Iryna Matviyishyn is a journalist and blogger from Lviv, Ukraine. She writes about the recent local elections in Ukraine and how the country still has quite some distance to go before it becomes free from corruption.
On 25th October, Ukrainians voted for mayors and regional officials in local elections. Making a crucial step towards decentralization of power. Given the war-torn zone on the east and Russian-annexed Crimea, for neighboring endangered regions this was a chance to elect strong pro-Ukrainian authorities to keep safety. And for all the people, elections were a unique opportunity to squeeze corruption on the local level providing power to new elites.
In general these elections were relatively calm and transparent. Considering the deep economic crisis and the ongoing war. Some even say, this time it was an indisputable victory of democracy. Even the mission of the European Network of Organizations of Election Monitoring believes that the local elections in Ukraine were in line with international standards.
However, the results are not that tremendous when we look at the other side of the coin. Ukraine’s battle with corruption has not been over yet. It keeps being a major destructive power that handicaps the nation on its way of effective reforms. In these terms, elections have never been an exception. Rather a certain occasion to reserve a place for corruption on different levels.
Officially, only 46.5 percent of the people participated in the elections. This is not much, but not as little, considering total disappointment in the state authorities. Regardless a credit of trust given by the society, Ukrainian president Poroshenko and his ruling party might see the decentralization as a tool to allocate their power all over the country. In many aspects, people’s frustration was approved during the election campaign, hefting the question of political corruption. Firstly, the involved administrative resources were worthy of equal comparison with those used by the fugitive ex-president Yanukovych. In addition, no open lists and complexity of the new election system played a significant role in getting people confused, thus, provoking corruption.
According to the international observers, one of the problems in elections was insufficient training of election commission members. However, at many polling stations some people were chosen on purpose, so that the candidates who had ‘influence’ could cope with the lack of votes. Also, some of the territorial election commissions had been encouraged and ‘inspired’ by the representatives of political parties or local authorities. In small towns in particular it led to very unpredictable results. Favoring those who could afford paying for more chairs. An excessive politicization of the electoral process also caused the failure of elections in Mariupol and Krasnoarmeysk on the East.
As the preliminary report of the ENEMO said, the local elections in Ukraine were held without major incident. Indeed, the atmosphere seemed calm even on the news. Yet, it does not mean it was perfectly fair. There was not enough political will to avoid bribery of voters and a so-called ‘carousel’ voting.
Thus, at least 224 cases of bribing voters were recorded by NGO ‘Opora’. We may only guess how many more of such occurred out of the activists’ sight.
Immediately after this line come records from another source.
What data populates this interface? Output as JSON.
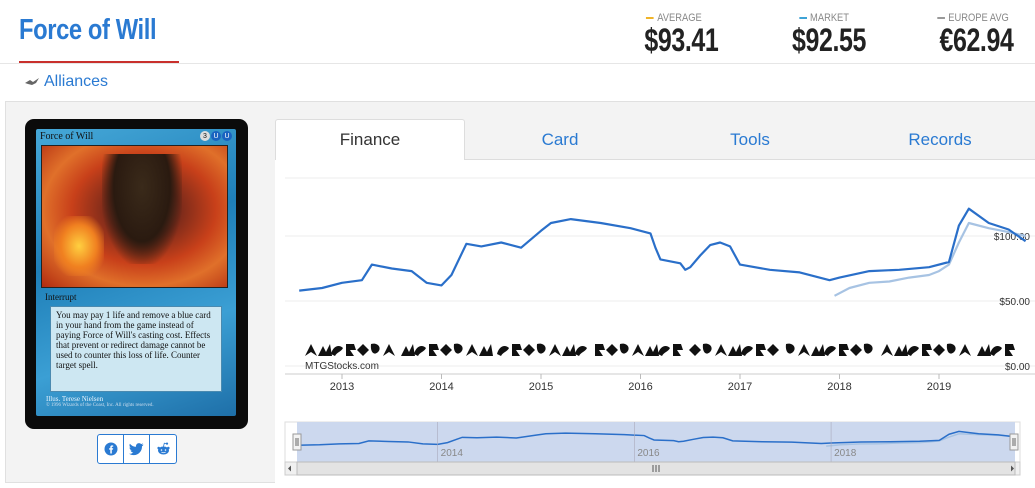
{
  "card": {
    "title": "Force of Will",
    "set_name": "Alliances",
    "name_on_card": "Force of Will",
    "mana_cost": [
      "3",
      "U",
      "U"
    ],
    "type_line": "Interrupt",
    "rules_text": "You may pay 1 life and remove a blue card in your hand from the game instead of paying Force of Will's casting cost. Effects that prevent or redirect damage cannot be used to counter this loss of life. Counter target spell.",
    "illustrator": "Illus. Terese Nielsen",
    "copyright": "© 1996 Wizards of the Coast, Inc. All rights reserved."
  },
  "prices": [
    {
      "label": "AVERAGE",
      "value": "$93.41",
      "color": "#f0b429"
    },
    {
      "label": "MARKET",
      "value": "$92.55",
      "color": "#3fa3d6"
    },
    {
      "label": "EUROPE AVG",
      "value": "€62.94",
      "color": "#999999"
    }
  ],
  "share": {
    "facebook_icon": "facebook-icon",
    "twitter_icon": "twitter-icon",
    "reddit_icon": "reddit-icon"
  },
  "tabs": [
    {
      "label": "Finance",
      "active": true
    },
    {
      "label": "Card",
      "active": false
    },
    {
      "label": "Tools",
      "active": false
    },
    {
      "label": "Records",
      "active": false
    }
  ],
  "chart_data": {
    "type": "line",
    "credit": "MTGStocks.com",
    "x_ticks": [
      "2013",
      "2014",
      "2015",
      "2016",
      "2017",
      "2018",
      "2019"
    ],
    "y_ticks": [
      "$100.00",
      "$50.00",
      "$0.00"
    ],
    "ylim": [
      0,
      150
    ],
    "navigator_labels": [
      "2014",
      "2016",
      "2018"
    ],
    "series": [
      {
        "color": "#2a6fc9",
        "x": [
          2012.57,
          2012.8,
          2013.0,
          2013.2,
          2013.3,
          2013.5,
          2013.7,
          2013.85,
          2014.0,
          2014.1,
          2014.2,
          2014.25,
          2014.4,
          2014.6,
          2014.8,
          2015.0,
          2015.1,
          2015.3,
          2015.6,
          2015.9,
          2016.1,
          2016.15,
          2016.2,
          2016.4,
          2016.45,
          2016.5,
          2016.6,
          2016.7,
          2016.8,
          2016.9,
          2017.0,
          2017.3,
          2017.6,
          2017.9,
          2018.0,
          2018.3,
          2018.6,
          2018.9,
          2019.1,
          2019.2,
          2019.3,
          2019.5,
          2019.7,
          2019.87
        ],
        "y": [
          58,
          60,
          64,
          66,
          78,
          75,
          73,
          64,
          62,
          70,
          86,
          94,
          92,
          95,
          91,
          104,
          110,
          113,
          110,
          106,
          102,
          91,
          82,
          79,
          74,
          76,
          85,
          93,
          95,
          92,
          78,
          74,
          72,
          66,
          68,
          73,
          74,
          76,
          80,
          108,
          121,
          110,
          105,
          96
        ]
      },
      {
        "color": "#a7c3e3",
        "x": [
          2017.95,
          2018.1,
          2018.3,
          2018.5,
          2018.7,
          2018.9,
          2019.0,
          2019.1,
          2019.2,
          2019.3,
          2019.5,
          2019.7,
          2019.87
        ],
        "y": [
          54,
          60,
          64,
          65,
          68,
          70,
          73,
          78,
          95,
          110,
          106,
          103,
          100
        ]
      }
    ]
  }
}
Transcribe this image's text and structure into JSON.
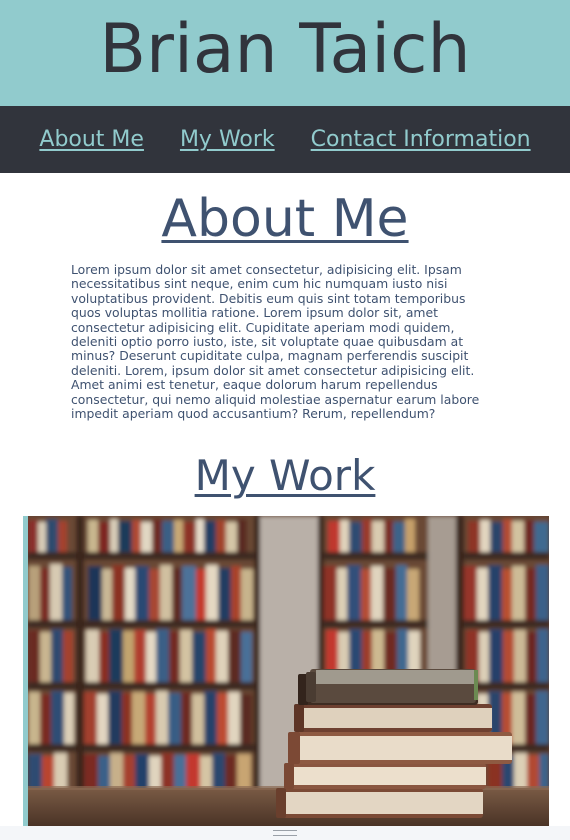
{
  "header": {
    "title": "Brian Taich",
    "background": "#91cbcd",
    "text_color": "#31343c"
  },
  "nav": {
    "background": "#31343c",
    "link_color": "#91cbcd",
    "items": [
      {
        "label": "About Me"
      },
      {
        "label": "My Work"
      },
      {
        "label": "Contact Information"
      }
    ]
  },
  "about": {
    "heading": "About Me",
    "body": "Lorem ipsum dolor sit amet consectetur, adipisicing elit. Ipsam necessitatibus sint neque, enim cum hic numquam iusto nisi voluptatibus provident. Debitis eum quis sint totam temporibus quos voluptas mollitia ratione. Lorem ipsum dolor sit, amet consectetur adipisicing elit. Cupiditate aperiam modi quidem, deleniti optio porro iusto, iste, sit voluptate quae quibusdam at minus? Deserunt cupiditate culpa, magnam perferendis suscipit deleniti. Lorem, ipsum dolor sit amet consectetur adipisicing elit. Amet animi est tenetur, eaque dolorum harum repellendus consectetur, qui nemo aliquid molestiae aspernatur earum labore impedit aperiam quod accusantium? Rerum, repellendum?"
  },
  "work": {
    "heading": "My Work",
    "image_icon": "bookshelf-photo"
  },
  "colors": {
    "accent": "#91cbcd",
    "dark": "#31343c",
    "heading": "#3f5270"
  }
}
On a popular political TV-show, they asked the audience if anyone has tried to buy their vote in this election. 12 % of the present replied ‘yes’. The positive is that the percentage rose twice when asked about all the previous elections.
The reason why bribery of voters lost its value for greedy politicians, probably, lies in light understanding of people’s skepticism. Nevertheless, it was not an alarm for politicians. Motivating people to come to the polls and vote for right candidates was still a good technique, especially, in times of deep economic crisis. Undergoing corruption does not come from some Ukrainian’s greed, but from need. Political parties speculated on people’s poverty, usually offering 200-400 UAH (10-20 $) for a vote. In Kiev, for instance, a deputy of the ruling ‘Solidarity’ was caught red-handed, with a crowd of people and envelopes with money in his office, being reported on buying voters for 500 UAH.
However, this was a rather primitive and not very effective corruptive technique, as for this period of despair. Pre-election gifts, usually, seemed more impressive, innocent and public. Despite these means were claimed to be a unique shame. People still accepted packages with food, new benches in yards, roads repaired and even new windows installed. No, this was neither everywhere, nor all at the same time, but each of such ‘charitable deeds’ contributed as an indirect bribery of a voter. A proved sophisticated post-soviet way to lure people in the trap.
Despite the elections were claimed to be transparent and showed no excessive incidents, corruption had made its job. And the bribery of mind could surpass it all. Populists had decided to make fool of the people, giving billboard promises on higher pensions, changes to the Constitution and contract army service – which have nothing to do with local officials.
Whether with the help of money handouts, or with the hope in false promises, Ukrainian people lost more than they gained in these local elections. Under different masks, corruption prevented many progressive young people to take the majority in all regions. Yet again another hope is laid upon the new generation of politicians and their ability to stand against corruption. Even if surrounded by the old ones. If they show their will to work fairly for the people, a circle of corruption might be ripped and new effective elites risen.